Another elderly person who walks to the public library (he has no car) to use its computer for email asked me to show him a $4 million home. He explained that he had inherited $24 million from his birth father who had been a miner in Nigeria. (He didn’t know who his birth father was until he was alerted by an email from a scammer in Nigeria.) This man had been wiring his entire Social Security income to his Nigerian “lawyer” for over two years to pay for one fee after another. I personally took him to a meeting with two assistant district attorneys who specialize in fraud and they, like me, couldn’t convince him to stop sending $700 to Nigeria each month. He firmly believes that his credit union will start receiving $10,000 every 10 minutes after just one more legal fee is paid. So far, he has sent over $15,000 to his scammer.
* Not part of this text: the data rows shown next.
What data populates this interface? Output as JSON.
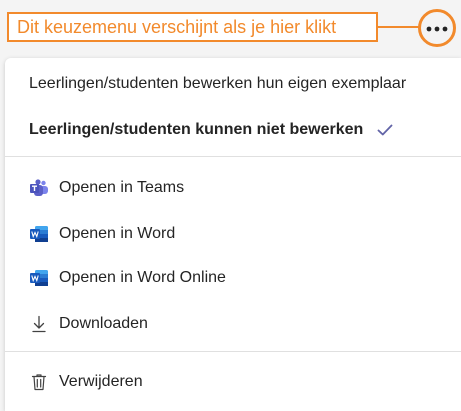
{
  "callout": {
    "text": "Dit keuzemenu verschijnt als je hier klikt",
    "accent_color": "#f28a2c"
  },
  "more_button": {
    "icon": "more-horizontal-icon"
  },
  "menu": {
    "edit_options": [
      {
        "label": "Leerlingen/studenten bewerken hun eigen exemplaar",
        "selected": false
      },
      {
        "label": "Leerlingen/studenten kunnen niet bewerken",
        "selected": true,
        "icon": "checkmark-icon"
      }
    ],
    "open_options": [
      {
        "label": "Openen in Teams",
        "icon": "teams-icon"
      },
      {
        "label": "Openen in Word",
        "icon": "word-icon"
      },
      {
        "label": "Openen in Word Online",
        "icon": "word-icon"
      },
      {
        "label": "Downloaden",
        "icon": "download-icon"
      }
    ],
    "delete_option": {
      "label": "Verwijderen",
      "icon": "trash-icon"
    }
  },
  "colors": {
    "check": "#6264a7",
    "teams": "#5b5fc7",
    "word": "#185abd"
  }
}
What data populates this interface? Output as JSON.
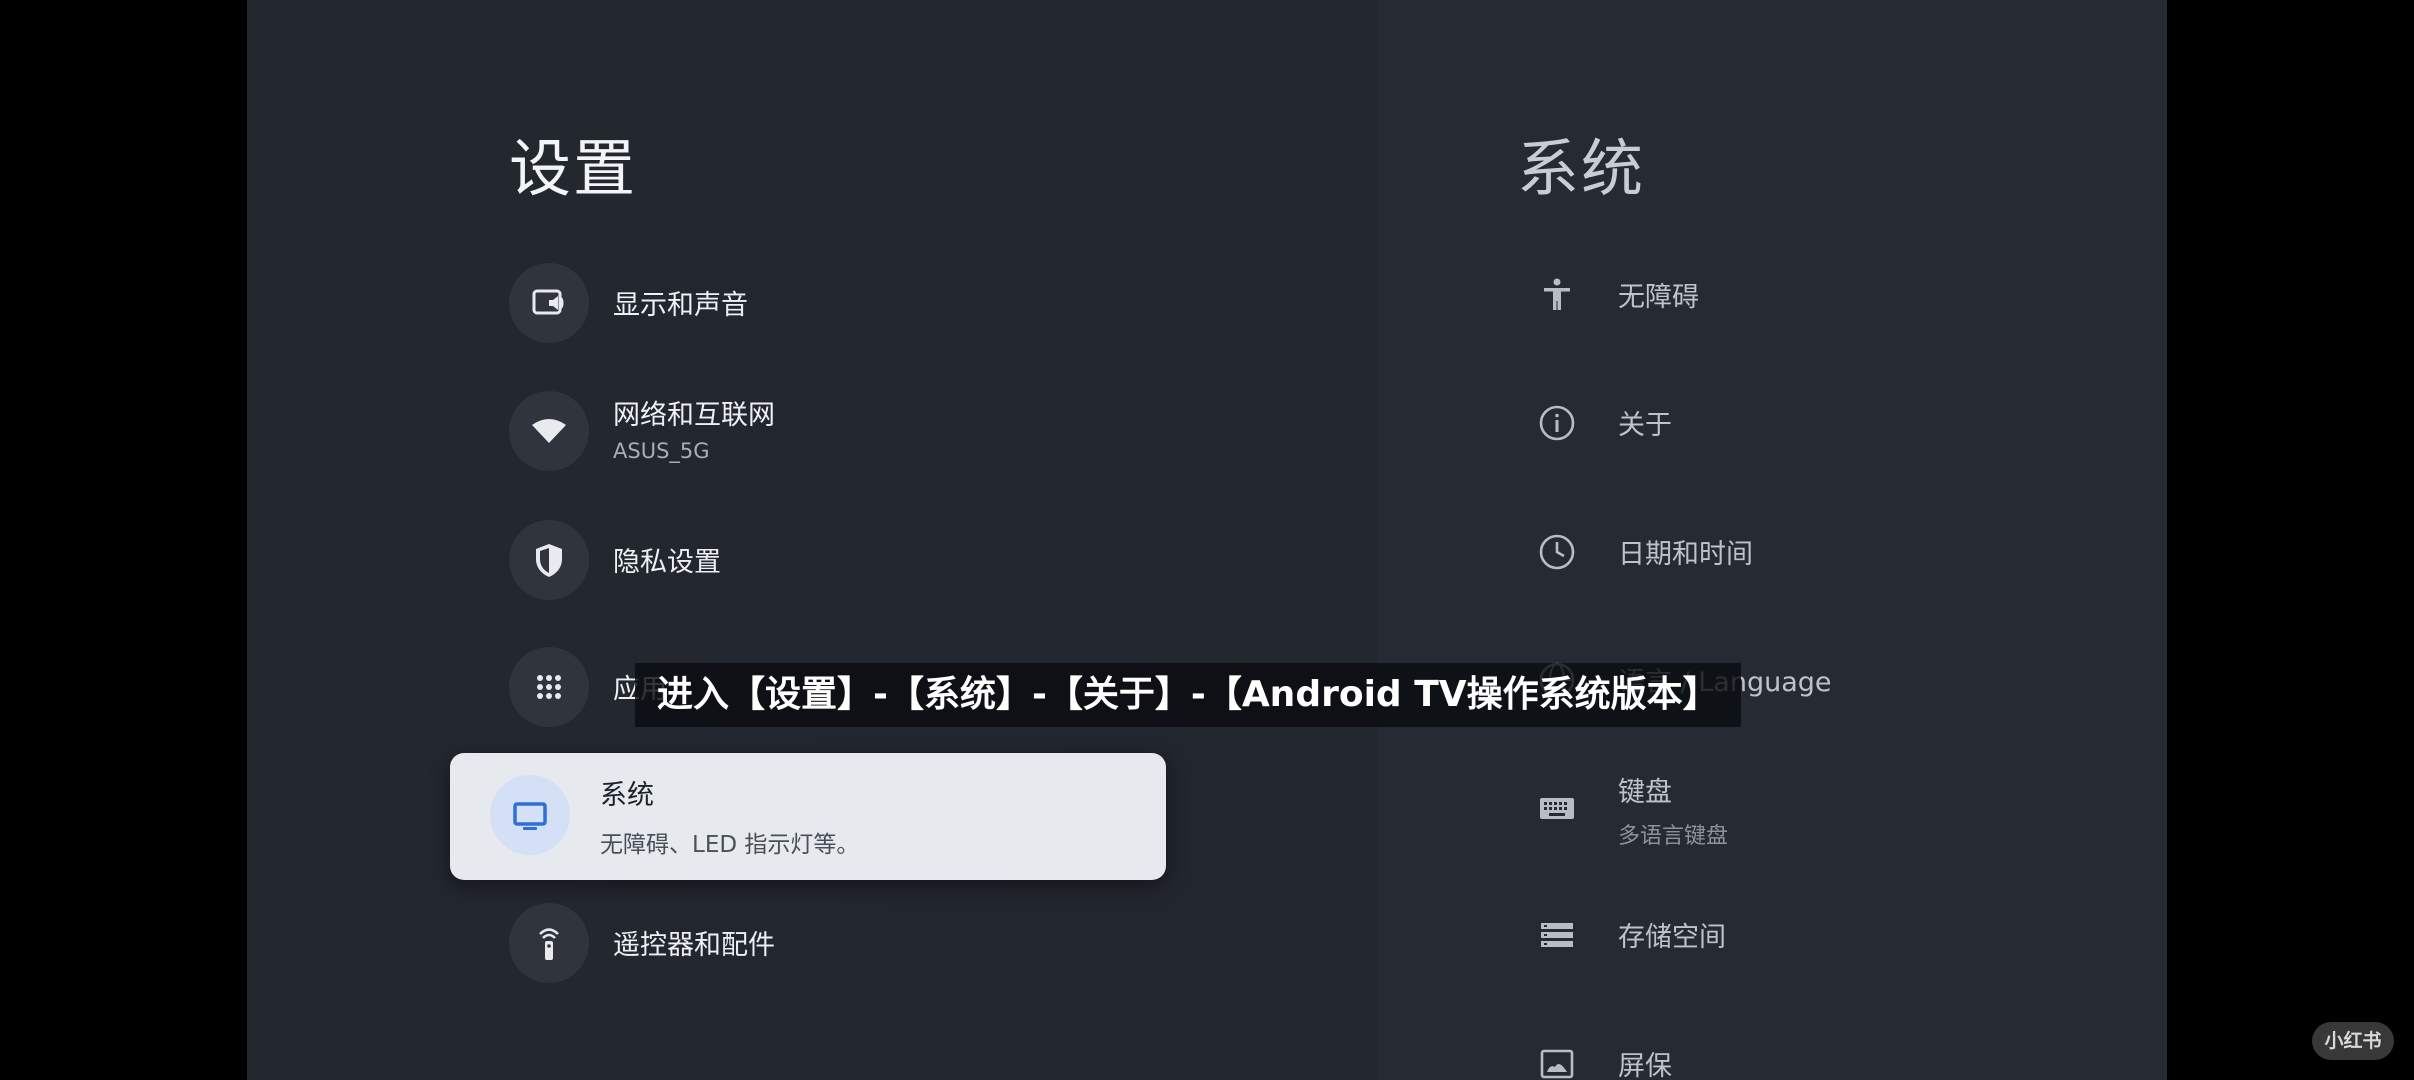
{
  "settings": {
    "title": "设置",
    "items": [
      {
        "label": "显示和声音",
        "sub": "",
        "icon": "display-sound-icon"
      },
      {
        "label": "网络和互联网",
        "sub": "ASUS_5G",
        "icon": "wifi-icon"
      },
      {
        "label": "隐私设置",
        "sub": "",
        "icon": "shield-icon"
      },
      {
        "label": "应用",
        "sub": "",
        "icon": "apps-grid-icon"
      },
      {
        "label": "系统",
        "sub": "无障碍、LED 指示灯等。",
        "icon": "tv-icon"
      },
      {
        "label": "遥控器和配件",
        "sub": "",
        "icon": "remote-icon"
      }
    ],
    "selected_index": 4
  },
  "system": {
    "title": "系统",
    "items": [
      {
        "label": "无障碍",
        "sub": "",
        "icon": "accessibility-icon"
      },
      {
        "label": "关于",
        "sub": "",
        "icon": "info-icon"
      },
      {
        "label": "日期和时间",
        "sub": "",
        "icon": "clock-icon"
      },
      {
        "label": "语言 / Language",
        "sub": "",
        "icon": "language-icon"
      },
      {
        "label": "键盘",
        "sub": "多语言键盘",
        "icon": "keyboard-icon"
      },
      {
        "label": "存储空间",
        "sub": "",
        "icon": "storage-icon"
      },
      {
        "label": "屏保",
        "sub": "",
        "icon": "screensaver-icon"
      }
    ]
  },
  "caption": "进入【设置】-【系统】-【关于】-【Android TV操作系统版本】",
  "watermark": "小红书",
  "colors": {
    "background": "#22262e",
    "selected_card": "#e6e9ee",
    "accent_blue": "#2f6fd6"
  }
}
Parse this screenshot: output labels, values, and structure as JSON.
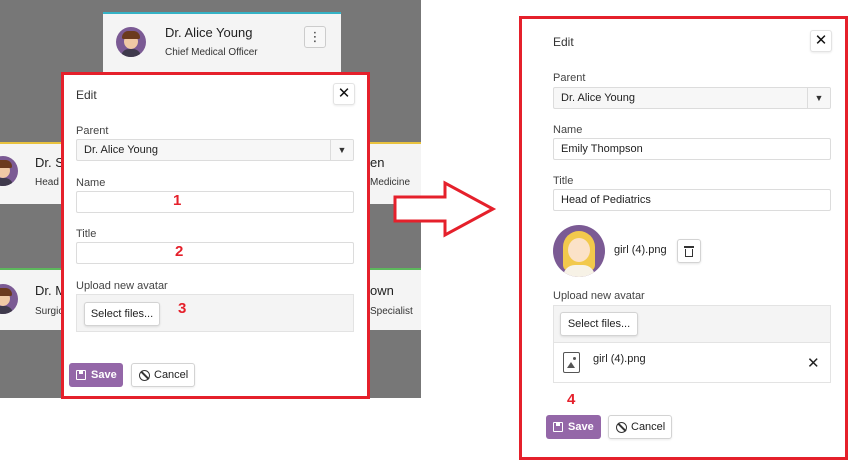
{
  "background": {
    "top_card": {
      "name": "Dr. Alice Young",
      "title": "Chief Medical Officer",
      "menu_glyph": "⋮",
      "accent": "#35b2c5"
    },
    "row1_left": {
      "name": "Dr. S",
      "title": "Head"
    },
    "row1_right": {
      "name": "en",
      "title": "Medicine"
    },
    "row2_left": {
      "name": "Dr. M",
      "title": "Surgic"
    },
    "row2_right": {
      "name": "own",
      "title": "Specialist"
    },
    "row1_accent": "#e8c23e",
    "row2_accent": "#5cb85c"
  },
  "left_dialog": {
    "title": "Edit",
    "close_glyph": "✕",
    "parent_label": "Parent",
    "parent_value": "Dr. Alice Young",
    "name_label": "Name",
    "name_value": "",
    "title_label": "Title",
    "title_value": "",
    "upload_label": "Upload new avatar",
    "select_files": "Select files...",
    "save": "Save",
    "cancel": "Cancel",
    "steps": [
      "1",
      "2",
      "3"
    ]
  },
  "right_dialog": {
    "title": "Edit",
    "close_glyph": "✕",
    "parent_label": "Parent",
    "parent_value": "Dr. Alice Young",
    "name_label": "Name",
    "name_value": "Emily Thompson",
    "title_label": "Title",
    "title_value": "Head of Pediatrics",
    "current_avatar_file": "girl (4).png",
    "upload_label": "Upload new avatar",
    "select_files": "Select files...",
    "uploaded_file": "girl (4).png",
    "remove_glyph": "✕",
    "save": "Save",
    "cancel": "Cancel",
    "step": "4"
  },
  "colors": {
    "highlight": "#e5202b",
    "primary": "#9467a8"
  },
  "icons": [
    "close-icon",
    "chevron-down-icon",
    "save-icon",
    "cancel-icon",
    "file-image-icon",
    "trash-icon",
    "arrow-right-icon"
  ]
}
A lesser scam I’ve written about before involves advertising a home for rent on craigslist that the scammer does not own. So many of my own listings have been the subject of this scam that I have printed up a sign to put on those listings the minute I hear it has been advertised for rent on craigslist. The sign says “NOT FOR RENT — Beware of Internet Scams.”
There are many other scams — more than space allows me to describe. Share your stories as comments to this blog post.